_WORK TO COMPLETE:_ Lines in the listing below may contain the word "icon". State how many do, and nothing more.

_DATA EXCERPTS:_
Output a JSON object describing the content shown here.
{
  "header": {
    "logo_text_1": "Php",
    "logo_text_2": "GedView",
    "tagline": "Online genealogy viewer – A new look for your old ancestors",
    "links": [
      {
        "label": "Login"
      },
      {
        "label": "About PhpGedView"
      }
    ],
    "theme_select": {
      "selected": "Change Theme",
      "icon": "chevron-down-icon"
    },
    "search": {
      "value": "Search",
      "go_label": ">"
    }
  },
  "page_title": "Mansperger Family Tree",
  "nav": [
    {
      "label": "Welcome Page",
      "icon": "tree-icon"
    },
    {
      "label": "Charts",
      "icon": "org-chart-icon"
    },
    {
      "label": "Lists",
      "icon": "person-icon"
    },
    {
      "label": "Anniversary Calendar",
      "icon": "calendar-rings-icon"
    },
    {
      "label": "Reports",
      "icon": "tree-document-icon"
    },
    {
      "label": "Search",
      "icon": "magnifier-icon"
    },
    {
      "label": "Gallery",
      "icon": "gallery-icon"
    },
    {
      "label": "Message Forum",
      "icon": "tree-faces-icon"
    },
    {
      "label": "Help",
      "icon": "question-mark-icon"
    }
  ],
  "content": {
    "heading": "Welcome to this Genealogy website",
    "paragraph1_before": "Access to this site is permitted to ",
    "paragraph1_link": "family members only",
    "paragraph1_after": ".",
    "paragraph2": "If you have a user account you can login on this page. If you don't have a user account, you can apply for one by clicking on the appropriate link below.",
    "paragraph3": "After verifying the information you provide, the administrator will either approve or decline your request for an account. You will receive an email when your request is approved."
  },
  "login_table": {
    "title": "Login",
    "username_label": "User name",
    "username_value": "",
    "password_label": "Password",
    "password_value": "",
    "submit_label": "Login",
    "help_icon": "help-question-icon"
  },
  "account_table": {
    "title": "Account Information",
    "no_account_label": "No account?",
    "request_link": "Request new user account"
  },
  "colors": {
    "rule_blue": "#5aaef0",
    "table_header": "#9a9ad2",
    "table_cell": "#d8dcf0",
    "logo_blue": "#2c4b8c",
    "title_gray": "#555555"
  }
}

_ANSWER TO THE EXERCISE:_ 11